Watch for cars. The commonly used “hold hands while you cross the street” is not always enough to prevent a tragic accident. By creatively outfitting your child’s costume with an item that glows in the dark, you can help prevent an inattentive driver from not seeing your child in the dark.
Your teenager is invited to his/ her first Halloween party. As they excitedly pile into a car with friends, you nervously wave goodbye at the door. Remind your teen that the driving distractions should be kept to a minimum. Loud music and screaming back seat drivers only add to the hectic atmosphere of Halloween night.
Keep a cellphone handy. If you are not able to accompany your child to the Halloween festivities, have your little Cinderella or Batman carry a cellphone with them. This also gives slightly older children more freedom and flexibility on Halloween night.
Watch for vandals. The pumpkin you worked so hard to carve might end up smashed to pieces and the new car in your driveway may not escape a few eggs. The most important way to prevent being a victim of vandalism is to be present.
Candy fears. Remind your kids that if they see packaging that looks unfamiliar — or looks as if it has already been opened — it is best if they throw it away or show it to an adult.
Plan a meeting spot. Before embarking on your trick-or-treat route, make sure you plan a meeting spot in case you get separated. Plan a course through the neighborhood that is well-lit and well-populated.
Teach fire safety. Many parents often search for costumes that are guar anteed to be “fire resistant.” But never fear if your search for the perfect fire re tardant costume leaves you empty-handed. Teaching children that luminaries are off limits and lit jack-o-lanterns are only for looking — not touching — can prevent almost all fire-related accidents on Halloween.
Have fun!
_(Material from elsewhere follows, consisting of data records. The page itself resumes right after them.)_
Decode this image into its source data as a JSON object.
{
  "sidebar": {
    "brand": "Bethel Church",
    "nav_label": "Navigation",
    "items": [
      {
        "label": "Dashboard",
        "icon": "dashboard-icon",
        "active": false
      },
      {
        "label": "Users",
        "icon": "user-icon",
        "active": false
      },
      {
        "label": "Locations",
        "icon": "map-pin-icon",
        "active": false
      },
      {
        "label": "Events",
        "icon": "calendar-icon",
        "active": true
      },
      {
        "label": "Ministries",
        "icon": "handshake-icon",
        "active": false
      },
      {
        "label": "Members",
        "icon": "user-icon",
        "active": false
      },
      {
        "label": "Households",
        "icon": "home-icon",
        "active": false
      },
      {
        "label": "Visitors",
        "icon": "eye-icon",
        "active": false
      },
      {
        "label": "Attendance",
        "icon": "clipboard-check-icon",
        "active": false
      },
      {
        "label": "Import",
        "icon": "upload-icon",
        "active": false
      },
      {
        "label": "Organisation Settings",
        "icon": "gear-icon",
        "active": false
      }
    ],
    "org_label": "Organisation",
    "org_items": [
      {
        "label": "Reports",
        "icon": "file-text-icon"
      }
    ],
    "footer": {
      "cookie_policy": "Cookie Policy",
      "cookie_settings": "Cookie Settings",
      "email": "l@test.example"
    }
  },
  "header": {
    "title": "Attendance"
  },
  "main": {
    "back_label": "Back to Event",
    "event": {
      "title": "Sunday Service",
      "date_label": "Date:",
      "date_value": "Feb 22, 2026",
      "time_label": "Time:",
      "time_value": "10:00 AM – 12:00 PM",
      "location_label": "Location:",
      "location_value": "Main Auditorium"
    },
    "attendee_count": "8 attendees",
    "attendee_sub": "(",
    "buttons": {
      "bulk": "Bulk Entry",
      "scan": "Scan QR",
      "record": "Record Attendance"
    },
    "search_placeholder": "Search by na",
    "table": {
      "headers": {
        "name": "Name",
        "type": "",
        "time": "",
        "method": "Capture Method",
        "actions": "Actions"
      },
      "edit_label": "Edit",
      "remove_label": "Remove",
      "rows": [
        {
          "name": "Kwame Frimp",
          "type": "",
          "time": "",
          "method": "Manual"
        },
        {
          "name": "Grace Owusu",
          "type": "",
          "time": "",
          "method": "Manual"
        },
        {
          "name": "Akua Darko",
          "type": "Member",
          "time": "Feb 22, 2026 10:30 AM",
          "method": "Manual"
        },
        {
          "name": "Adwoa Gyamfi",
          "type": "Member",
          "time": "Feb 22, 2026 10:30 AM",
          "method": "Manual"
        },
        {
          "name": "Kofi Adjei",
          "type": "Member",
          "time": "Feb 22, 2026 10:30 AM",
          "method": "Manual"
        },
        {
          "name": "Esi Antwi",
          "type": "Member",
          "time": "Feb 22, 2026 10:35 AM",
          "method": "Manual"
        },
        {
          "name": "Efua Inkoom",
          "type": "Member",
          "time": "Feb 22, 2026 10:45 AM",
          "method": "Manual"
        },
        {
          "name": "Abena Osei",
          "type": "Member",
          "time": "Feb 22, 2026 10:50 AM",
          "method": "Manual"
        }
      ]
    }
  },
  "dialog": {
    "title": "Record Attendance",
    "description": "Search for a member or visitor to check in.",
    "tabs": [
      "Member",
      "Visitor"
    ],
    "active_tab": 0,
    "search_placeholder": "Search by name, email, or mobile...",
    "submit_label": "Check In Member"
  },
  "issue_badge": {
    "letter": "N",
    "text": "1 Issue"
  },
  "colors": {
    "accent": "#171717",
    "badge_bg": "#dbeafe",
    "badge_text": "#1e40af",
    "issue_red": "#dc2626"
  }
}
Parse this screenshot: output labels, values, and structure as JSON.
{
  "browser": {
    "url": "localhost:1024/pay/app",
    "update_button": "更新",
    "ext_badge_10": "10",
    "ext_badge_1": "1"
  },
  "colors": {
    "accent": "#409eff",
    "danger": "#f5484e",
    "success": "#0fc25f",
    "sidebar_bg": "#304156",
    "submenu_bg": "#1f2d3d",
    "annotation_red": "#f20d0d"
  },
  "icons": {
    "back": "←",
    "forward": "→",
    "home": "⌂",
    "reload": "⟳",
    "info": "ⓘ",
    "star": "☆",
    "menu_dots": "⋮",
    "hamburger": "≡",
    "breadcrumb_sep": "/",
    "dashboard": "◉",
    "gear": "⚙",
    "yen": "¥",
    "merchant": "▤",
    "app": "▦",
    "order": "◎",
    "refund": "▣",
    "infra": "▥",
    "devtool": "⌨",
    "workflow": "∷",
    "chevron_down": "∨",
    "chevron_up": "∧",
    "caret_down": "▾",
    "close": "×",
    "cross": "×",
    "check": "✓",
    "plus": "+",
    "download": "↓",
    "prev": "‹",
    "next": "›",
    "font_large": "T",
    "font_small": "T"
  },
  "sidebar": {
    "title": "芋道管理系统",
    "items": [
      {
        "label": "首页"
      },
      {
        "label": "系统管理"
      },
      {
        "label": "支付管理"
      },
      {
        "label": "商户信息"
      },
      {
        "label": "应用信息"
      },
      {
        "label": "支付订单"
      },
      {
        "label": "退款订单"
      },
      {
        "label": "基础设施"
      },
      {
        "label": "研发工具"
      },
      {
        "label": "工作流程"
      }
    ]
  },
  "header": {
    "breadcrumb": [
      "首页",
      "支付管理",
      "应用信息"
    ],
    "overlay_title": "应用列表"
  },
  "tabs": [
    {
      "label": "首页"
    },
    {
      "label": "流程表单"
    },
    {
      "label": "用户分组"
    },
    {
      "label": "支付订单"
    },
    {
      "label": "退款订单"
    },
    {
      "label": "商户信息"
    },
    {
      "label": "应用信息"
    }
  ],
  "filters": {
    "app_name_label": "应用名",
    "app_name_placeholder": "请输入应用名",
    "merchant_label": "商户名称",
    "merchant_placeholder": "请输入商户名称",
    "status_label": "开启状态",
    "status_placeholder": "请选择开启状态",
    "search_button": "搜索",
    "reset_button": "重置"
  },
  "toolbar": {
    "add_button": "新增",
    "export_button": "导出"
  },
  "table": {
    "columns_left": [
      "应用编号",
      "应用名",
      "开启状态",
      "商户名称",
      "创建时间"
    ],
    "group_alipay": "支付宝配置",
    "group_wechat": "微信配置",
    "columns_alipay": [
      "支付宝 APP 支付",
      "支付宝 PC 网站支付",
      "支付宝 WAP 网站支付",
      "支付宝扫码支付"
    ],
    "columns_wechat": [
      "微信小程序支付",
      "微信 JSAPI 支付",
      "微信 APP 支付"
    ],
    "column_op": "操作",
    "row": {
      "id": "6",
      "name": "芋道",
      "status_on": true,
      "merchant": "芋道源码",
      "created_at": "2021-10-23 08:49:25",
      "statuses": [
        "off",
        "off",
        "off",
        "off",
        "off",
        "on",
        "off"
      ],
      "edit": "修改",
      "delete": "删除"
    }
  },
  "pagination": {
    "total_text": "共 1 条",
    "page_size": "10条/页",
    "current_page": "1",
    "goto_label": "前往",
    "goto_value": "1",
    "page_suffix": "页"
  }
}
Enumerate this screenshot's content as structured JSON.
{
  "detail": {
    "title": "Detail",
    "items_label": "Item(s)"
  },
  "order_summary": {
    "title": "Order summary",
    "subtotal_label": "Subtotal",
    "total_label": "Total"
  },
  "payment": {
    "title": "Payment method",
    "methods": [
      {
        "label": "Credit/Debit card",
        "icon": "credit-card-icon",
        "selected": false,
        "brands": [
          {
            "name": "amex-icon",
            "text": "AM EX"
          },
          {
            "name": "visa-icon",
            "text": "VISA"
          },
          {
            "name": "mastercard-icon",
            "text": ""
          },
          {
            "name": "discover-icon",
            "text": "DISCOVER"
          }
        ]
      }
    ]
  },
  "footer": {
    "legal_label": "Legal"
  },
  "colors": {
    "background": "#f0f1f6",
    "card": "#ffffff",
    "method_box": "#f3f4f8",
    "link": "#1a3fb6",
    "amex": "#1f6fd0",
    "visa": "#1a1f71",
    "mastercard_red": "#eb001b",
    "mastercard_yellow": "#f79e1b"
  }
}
Halloween is the one day out of the year when kids can be whoever they want and eat enormous amounts of teeth-rotting candy.
By following these tips, Halloween can revert back to one night a year of uncomplicated fun.
By: South Carolina Attorney Robyn Madden